2022 Cohort

Arch Street Meeting House

(Quaker Religious Society of Friends)

Philadelphia, Pennsylvania

Arch Street Meeting House is the largest active place of Quaker worship in the United States and the “mothership” of Quaker meeting houses to thousands of Quakers throughout Philadelphia and Pennsylvania.

Arch Street Meeting House courtesy Arch Street Meeting House

Arch Street Meeting House courtesy Arch Street Meeting House

2022 Cohort

Arch Street Meeting House

(Quaker Religious Society of Friends)

Philadelphia, Pennsylvania

Arch Street Meeting House is the largest active place of Quaker worship in the United States and the “mothership” of meeting houses to thousands of Quakers throughout Philadelphia and Pennsylvania.

Quakers have used this site continuously since 1682 and erected the current Georgian-style meeting house in 1803. Famed Quaker master-builder Owen Biddle Jr., the author of one of the first circulated books on American architecture, designed the building, which local craftsmen constructed with simple materials to embody the ideals of Quakerism. Still, for its relative grandeur, noted Philadelphia Quaker and abolitionist George Vaux called Arch Street the “Westminster Abbey of Quakerism.” The Quakers of Arch Street were among the founders of Philadelphia and the United States and were leaders in numerous social movements, including abolition and suffrage.

Today, Arch Street remains one of the largest Quaker meeting houses in the world and is home to the Philadelphia Yearly Meeting, the Philadelphia Quarterly Meeting, and the Monthly Meeting of Friends of Philadelphia. Local community, arts, and social justice groups regularly utilize space in the meeting house, and over 45,000 tourists and students visit this National Historic Landmark each year through collaboration with Historic Philadelphia.

A National Fund grant of $150,000 with $300,000 in matching funds raised by the congregation will allow Arch Street to install a fire suppression system that will service the entire meeting house, including the museum galleries, historic worship space, office space, and maintenance areas.
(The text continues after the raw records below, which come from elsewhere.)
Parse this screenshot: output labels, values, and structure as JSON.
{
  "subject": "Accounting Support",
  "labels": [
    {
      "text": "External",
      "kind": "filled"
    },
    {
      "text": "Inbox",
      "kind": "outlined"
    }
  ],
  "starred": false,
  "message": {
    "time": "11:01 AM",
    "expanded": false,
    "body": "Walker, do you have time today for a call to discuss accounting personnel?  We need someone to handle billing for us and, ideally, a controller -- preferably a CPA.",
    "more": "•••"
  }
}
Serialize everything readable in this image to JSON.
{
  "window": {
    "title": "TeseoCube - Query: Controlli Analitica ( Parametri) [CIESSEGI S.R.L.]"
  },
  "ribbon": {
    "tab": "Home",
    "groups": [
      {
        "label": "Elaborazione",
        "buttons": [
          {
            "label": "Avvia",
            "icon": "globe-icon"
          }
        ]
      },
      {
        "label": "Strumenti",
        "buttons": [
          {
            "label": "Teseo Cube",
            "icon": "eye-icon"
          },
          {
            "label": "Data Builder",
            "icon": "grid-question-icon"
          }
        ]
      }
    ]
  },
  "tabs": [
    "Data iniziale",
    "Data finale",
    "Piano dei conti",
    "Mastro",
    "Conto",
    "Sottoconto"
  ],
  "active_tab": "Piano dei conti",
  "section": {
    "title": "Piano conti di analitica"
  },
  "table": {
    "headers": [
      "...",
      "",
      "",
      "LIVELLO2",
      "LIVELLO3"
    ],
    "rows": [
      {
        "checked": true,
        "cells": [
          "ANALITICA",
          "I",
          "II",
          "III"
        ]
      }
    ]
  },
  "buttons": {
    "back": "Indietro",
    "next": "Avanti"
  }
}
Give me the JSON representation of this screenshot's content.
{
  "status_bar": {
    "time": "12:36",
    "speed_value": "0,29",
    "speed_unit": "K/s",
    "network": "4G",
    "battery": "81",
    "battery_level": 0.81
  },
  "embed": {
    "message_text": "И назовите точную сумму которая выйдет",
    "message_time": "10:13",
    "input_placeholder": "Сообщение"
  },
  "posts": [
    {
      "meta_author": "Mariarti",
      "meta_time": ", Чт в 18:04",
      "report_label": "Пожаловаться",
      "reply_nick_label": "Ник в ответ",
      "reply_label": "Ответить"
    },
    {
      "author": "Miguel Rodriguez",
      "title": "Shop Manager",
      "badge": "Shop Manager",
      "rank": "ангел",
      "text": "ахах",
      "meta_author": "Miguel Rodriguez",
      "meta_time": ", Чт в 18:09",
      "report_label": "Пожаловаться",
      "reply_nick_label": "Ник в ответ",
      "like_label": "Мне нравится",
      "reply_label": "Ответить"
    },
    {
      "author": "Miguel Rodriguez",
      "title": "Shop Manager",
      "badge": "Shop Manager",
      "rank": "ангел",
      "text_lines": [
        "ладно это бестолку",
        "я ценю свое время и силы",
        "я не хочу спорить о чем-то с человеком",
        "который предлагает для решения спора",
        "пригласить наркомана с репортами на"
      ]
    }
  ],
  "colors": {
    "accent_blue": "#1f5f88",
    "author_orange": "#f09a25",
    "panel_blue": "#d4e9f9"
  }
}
This work will allow Arch Street to engage higher numbers of visitors safely, host additional programming, and demonstrate best practices for fire prevention at a nationally significant historic site.

Arch Street Meeting House by S. Connoly

Arch Street Meeting House by Eddie Einbender-Luks

Stories and Media Coverage

Read more about how the National Fund for Sacred Places is helping congregations around the country rehabilitate their sacred places.

Lafayette Avenue Presbyterian Church by Luis P. Gutierrez